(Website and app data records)
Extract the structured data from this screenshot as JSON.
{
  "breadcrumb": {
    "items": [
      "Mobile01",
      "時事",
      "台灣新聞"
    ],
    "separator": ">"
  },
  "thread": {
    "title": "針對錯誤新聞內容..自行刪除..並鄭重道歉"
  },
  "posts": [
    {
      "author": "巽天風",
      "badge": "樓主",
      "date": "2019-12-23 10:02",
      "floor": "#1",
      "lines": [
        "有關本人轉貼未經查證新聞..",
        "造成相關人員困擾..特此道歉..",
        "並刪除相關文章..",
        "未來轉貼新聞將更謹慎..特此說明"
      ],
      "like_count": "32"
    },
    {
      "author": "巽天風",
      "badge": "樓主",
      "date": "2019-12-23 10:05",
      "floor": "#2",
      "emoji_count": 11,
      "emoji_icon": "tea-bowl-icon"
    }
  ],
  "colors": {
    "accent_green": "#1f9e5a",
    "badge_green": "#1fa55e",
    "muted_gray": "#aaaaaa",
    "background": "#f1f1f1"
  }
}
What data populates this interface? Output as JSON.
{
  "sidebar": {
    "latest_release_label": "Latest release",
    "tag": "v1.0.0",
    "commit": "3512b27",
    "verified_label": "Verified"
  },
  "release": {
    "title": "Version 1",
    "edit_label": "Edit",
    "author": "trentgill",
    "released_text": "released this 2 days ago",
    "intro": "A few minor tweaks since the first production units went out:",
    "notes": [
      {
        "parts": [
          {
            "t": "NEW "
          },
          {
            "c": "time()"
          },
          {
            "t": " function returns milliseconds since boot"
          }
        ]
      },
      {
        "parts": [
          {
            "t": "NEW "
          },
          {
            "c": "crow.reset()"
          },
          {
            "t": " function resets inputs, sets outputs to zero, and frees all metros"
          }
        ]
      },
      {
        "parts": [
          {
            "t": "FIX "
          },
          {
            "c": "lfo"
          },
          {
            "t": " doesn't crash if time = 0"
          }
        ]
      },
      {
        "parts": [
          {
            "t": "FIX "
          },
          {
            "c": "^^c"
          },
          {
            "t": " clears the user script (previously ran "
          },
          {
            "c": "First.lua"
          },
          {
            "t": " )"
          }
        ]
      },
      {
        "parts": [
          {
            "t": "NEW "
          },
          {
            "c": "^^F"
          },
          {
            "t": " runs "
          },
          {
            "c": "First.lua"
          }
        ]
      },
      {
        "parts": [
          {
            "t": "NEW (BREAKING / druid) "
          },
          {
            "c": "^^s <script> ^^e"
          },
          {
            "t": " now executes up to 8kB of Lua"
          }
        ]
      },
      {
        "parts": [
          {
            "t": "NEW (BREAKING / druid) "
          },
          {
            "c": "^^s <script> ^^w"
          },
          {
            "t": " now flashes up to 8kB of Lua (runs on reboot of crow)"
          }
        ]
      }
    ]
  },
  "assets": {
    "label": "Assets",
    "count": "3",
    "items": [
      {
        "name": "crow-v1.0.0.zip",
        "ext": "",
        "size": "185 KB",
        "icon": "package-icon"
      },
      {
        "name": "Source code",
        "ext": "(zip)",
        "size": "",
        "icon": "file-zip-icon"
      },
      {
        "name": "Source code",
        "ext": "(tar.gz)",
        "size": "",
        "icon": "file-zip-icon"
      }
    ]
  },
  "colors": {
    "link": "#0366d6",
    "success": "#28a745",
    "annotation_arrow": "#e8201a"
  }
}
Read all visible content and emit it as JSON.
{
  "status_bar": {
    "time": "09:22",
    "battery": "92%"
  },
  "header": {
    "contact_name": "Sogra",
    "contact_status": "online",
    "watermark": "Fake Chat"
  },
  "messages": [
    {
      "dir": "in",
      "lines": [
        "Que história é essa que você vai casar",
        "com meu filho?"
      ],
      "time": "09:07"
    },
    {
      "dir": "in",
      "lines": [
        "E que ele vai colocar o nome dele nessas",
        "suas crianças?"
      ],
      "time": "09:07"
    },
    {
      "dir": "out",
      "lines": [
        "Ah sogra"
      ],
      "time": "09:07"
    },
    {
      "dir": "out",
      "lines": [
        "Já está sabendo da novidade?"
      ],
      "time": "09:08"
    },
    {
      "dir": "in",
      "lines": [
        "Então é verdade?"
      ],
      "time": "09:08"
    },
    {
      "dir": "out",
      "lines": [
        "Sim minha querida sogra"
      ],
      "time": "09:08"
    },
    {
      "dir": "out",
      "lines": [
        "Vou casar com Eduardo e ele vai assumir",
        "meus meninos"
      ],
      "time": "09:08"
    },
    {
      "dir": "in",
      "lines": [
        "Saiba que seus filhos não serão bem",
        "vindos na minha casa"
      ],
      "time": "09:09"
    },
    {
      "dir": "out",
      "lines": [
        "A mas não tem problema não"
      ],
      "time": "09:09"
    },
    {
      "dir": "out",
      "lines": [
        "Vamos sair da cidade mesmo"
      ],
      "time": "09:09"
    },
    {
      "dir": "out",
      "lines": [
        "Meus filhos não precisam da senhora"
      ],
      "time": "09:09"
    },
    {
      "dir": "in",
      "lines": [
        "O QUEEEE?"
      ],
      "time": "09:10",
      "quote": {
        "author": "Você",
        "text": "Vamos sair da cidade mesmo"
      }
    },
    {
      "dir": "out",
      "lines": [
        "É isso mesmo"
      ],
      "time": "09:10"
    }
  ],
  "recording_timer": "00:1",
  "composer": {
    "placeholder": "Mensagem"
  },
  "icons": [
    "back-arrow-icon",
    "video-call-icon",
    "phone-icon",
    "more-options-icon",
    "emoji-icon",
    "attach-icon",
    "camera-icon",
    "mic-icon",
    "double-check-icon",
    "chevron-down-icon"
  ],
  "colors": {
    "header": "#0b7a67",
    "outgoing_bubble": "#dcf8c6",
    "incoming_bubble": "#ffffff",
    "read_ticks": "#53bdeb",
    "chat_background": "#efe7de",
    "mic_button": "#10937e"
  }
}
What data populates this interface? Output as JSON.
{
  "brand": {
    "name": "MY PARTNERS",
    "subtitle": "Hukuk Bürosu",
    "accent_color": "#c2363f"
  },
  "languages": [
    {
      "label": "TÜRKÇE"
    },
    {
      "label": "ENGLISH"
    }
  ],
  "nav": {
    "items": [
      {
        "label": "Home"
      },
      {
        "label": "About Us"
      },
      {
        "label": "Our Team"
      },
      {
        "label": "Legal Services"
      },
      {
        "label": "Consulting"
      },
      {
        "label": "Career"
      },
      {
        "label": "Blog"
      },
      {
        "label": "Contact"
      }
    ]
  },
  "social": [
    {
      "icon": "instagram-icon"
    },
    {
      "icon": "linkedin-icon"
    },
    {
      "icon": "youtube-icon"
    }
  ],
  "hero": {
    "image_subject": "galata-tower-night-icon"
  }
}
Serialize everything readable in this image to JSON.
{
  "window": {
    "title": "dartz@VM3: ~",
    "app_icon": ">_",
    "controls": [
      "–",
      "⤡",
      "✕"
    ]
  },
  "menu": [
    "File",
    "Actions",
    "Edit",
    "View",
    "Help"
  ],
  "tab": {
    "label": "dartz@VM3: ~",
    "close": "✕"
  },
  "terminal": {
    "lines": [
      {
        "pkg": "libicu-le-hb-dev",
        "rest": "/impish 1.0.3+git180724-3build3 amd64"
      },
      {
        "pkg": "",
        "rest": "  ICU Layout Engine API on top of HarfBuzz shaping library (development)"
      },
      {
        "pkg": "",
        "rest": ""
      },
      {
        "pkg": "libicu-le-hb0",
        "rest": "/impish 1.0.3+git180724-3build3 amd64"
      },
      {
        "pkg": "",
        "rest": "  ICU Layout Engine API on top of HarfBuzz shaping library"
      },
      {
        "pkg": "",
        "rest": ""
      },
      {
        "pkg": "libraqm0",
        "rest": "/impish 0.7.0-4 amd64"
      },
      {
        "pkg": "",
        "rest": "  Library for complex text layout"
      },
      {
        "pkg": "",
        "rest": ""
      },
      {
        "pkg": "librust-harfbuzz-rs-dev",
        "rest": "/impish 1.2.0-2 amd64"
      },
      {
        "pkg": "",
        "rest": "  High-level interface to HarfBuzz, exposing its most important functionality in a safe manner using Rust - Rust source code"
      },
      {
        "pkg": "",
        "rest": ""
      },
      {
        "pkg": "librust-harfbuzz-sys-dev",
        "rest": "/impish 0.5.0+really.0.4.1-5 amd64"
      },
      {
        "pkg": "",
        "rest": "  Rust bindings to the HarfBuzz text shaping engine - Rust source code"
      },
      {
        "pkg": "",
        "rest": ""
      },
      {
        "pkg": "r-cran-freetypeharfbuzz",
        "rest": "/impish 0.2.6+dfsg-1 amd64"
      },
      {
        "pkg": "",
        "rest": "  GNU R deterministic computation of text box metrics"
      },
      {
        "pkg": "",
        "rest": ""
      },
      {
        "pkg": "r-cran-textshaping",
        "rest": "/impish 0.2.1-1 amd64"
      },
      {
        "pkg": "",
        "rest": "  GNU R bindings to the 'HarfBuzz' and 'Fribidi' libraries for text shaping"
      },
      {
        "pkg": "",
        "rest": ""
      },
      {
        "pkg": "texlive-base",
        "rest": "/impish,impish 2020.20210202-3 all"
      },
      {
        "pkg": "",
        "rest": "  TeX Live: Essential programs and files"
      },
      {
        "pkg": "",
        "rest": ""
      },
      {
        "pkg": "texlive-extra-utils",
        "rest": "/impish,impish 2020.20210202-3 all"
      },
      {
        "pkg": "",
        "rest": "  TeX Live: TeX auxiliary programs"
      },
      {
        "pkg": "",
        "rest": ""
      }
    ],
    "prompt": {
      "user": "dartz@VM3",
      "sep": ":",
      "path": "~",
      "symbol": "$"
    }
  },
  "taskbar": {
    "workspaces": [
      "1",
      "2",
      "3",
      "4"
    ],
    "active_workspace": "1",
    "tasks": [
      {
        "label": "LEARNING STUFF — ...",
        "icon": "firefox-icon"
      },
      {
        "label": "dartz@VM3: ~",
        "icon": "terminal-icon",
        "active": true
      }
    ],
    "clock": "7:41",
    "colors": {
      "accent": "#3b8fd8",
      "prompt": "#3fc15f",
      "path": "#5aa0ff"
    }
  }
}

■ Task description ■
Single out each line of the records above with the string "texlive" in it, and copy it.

■ Exercise response ■
        "pkg": "texlive-base",
        "pkg": "texlive-extra-utils",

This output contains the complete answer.